After taking John Ross and Joe Mixon in the first two rounds, they added another playmaking pass-catcher in Round 4, which came in Tennessee Volunteers wide receiver Josh Malone. The Bengals were expected to add multiple receivers in this draft, and Malone was an ideal candidate on Day 3 after Ross went in the first round.
Malone is more of a bigger possession receiver with good speed that will play on the boundary, whereas Ross is a small burner that will play in the slot and boundary, so their games will complement each other.
The 6’3”, 208-pound Malone caught 50 passes for 972 yards (19.4 avg.) and 11 scores this past season. Despite the great production, Malone was projected to be drafted in the Round 4-5 range, so getting him where the Bengals did with the No. 128 pick was a good value.
- Mel Kiper had Malone ranked as his seventh-best prospect coming into Day 3 and 78th overall.
- Fellow ESPN draft expert Todd McShay had Malone ranked 103rd.
- Malone was Pro Football Focus’ 150th-best prospect coming into the draft.
- CBS Sports had him ranked 97th.
- The Cold Omaha Consensus Big Board, which factors in every major draft ranking, had Malone ranked as the 139th-best prospect in this draft.
It’s clear the Bengals got somewhere between good to great value based on when they selected Malone, depending on which experts you trust most.
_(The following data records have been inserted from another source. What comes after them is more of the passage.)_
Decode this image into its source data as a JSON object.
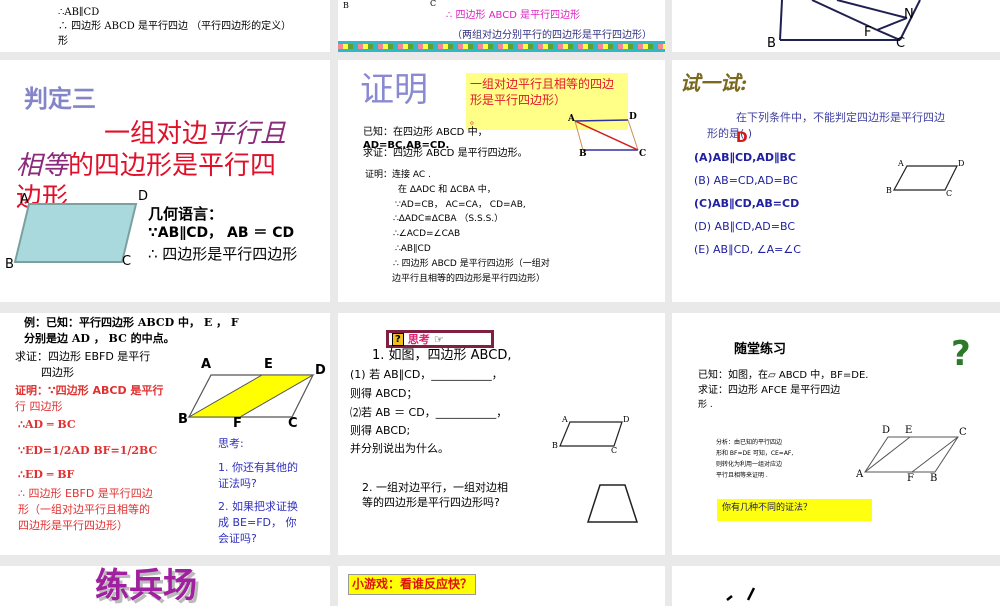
{
  "slides": [
    {
      "lines": [
        "∴AB∥CD",
        "∴ 四边形 ABCD 是平行四边  （平行四边形的定义）",
        "形"
      ]
    },
    {
      "labels": [
        "B",
        "C"
      ],
      "conclusion": "∴ 四边形 ABCD 是平行四边形",
      "reason": "（两组对边分别平行的四边形是平行四边形）"
    },
    {
      "labels": [
        "N",
        "F",
        "B",
        "C"
      ]
    },
    {
      "title": "判定三",
      "theorem_1": "一组对边",
      "theorem_1i": "平行且",
      "theorem_2i": "相等",
      "theorem_2": "的四边形是平行四",
      "theorem_3": "边形",
      "labels": [
        "A",
        "D",
        "B",
        "C"
      ],
      "geo_title": "几何语言：",
      "geo_1": "∵AB∥CD，  AB ＝ CD",
      "geo_2": "∴ 四边形是平行四边形"
    },
    {
      "title": "证明",
      "note": "一组对边平行且相等的四边形是平行四边形）",
      "note_dot": "。",
      "labels": [
        "A",
        "D",
        "B",
        "C"
      ],
      "lines": [
        "已知：在四边形 ABCD 中，",
        "AD=BC,AB=CD.",
        "求证：四边形 ABCD 是平行四边形。",
        "证明：连接 AC .",
        "在 ΔADC 和 ΔCBA 中，",
        "∵AD=CB， AC=CA， CD=AB,",
        "∴ΔADC≌ΔCBA （S.S.S.）",
        "∴∠ACD=∠CAB",
        "∴AB∥CD",
        "∴ 四边形 ABCD 是平行四边形（一组对",
        "边平行且相等的四边形是平行四边形）"
      ]
    },
    {
      "title": "试一试:",
      "question_1": "在下列条件中，不能判定四边形是平行四边",
      "question_2": "形的是(      )",
      "answer": "D",
      "options": [
        "(A)AB∥CD,AD∥BC",
        "(B) AB=CD,AD=BC",
        "(C)AB∥CD,AB=CD",
        "(D) AB∥CD,AD=BC",
        "(E) AB∥CD, ∠A=∠C"
      ],
      "labels": [
        "A",
        "D",
        "B",
        "C"
      ]
    },
    {
      "given_1": "例：已知：平行四边形 ABCD 中， E ， F",
      "given_2": "分别是边 AD ， BC 的中点。",
      "prove_1": "求证：四边形 EBFD 是平行",
      "prove_2": "四边形",
      "proof": [
        "证明：∵四边形 ABCD 是平行",
        "行        四边形",
        "∴AD ═ BC",
        "∵ED=1/2AD    BF=1/2BC",
        "∴ED ═ BF",
        "∴ 四边形 EBFD 是平行四边",
        "形（一组对边平行且相等的",
        "四边形是平行四边形）"
      ],
      "think": [
        "思考:",
        "1. 你还有其他的",
        "证法吗?",
        "2. 如果把求证换",
        "成 BE=FD， 你",
        "会证吗?"
      ],
      "labels": [
        "A",
        "E",
        "D",
        "B",
        "F",
        "C"
      ]
    },
    {
      "badge": "思考",
      "lines": [
        "1. 如图，四边形 ABCD,",
        "(1) 若 AB∥CD，___________，",
        "则得      ABCD；",
        "⑵若 AB ＝ CD，___________，",
        "则得      ABCD;",
        "并分别说出为什么。"
      ],
      "q2_1": "2. 一组对边平行，一组对边相",
      "q2_2": "等的四边形是平行四边形吗?",
      "labels": [
        "A",
        "D",
        "B",
        "C"
      ]
    },
    {
      "title": "随堂练习",
      "given": "已知：如图，在▱ ABCD 中，BF=DE.",
      "prove_1": "求证：四边形 AFCE 是平行四边",
      "prove_2": "形 .",
      "analysis": [
        "分析：由已知的平行四边",
        "形和 BF=DE 可知，CE=AF,",
        "则转化为利用一组对应边",
        "平行且相等来证明 ."
      ],
      "callout": "你有几种不同的证法？",
      "labels": [
        "D",
        "E",
        "C",
        "A",
        "F",
        "B"
      ]
    },
    {
      "title": "练兵场"
    },
    {
      "game": "小游戏：看谁反应快？"
    },
    {}
  ]
}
The Bengals are certainly hoping they got another late-round receiver who contributes to the team in a meaningful way.
Since 2001, we’ve seen guys like T.J. Houshmandzadeh, Tab Perry, Dezmon Briscoe, Marvin Jones, James Wright, Cobi Hamilton and Cody Core go from being late-round receivers to making impacts of varying degrees in their pro careers, whether it was with the Bengals or elsewhere.
Malone has as much, if not more potential than all of those guys did coming out of college, but having talent and properly harnessing it are what separate fringe roster guys like Hamilton from stars like Houshmandzadeh.
Let’s hope the latter is the kind of player Malone becomes.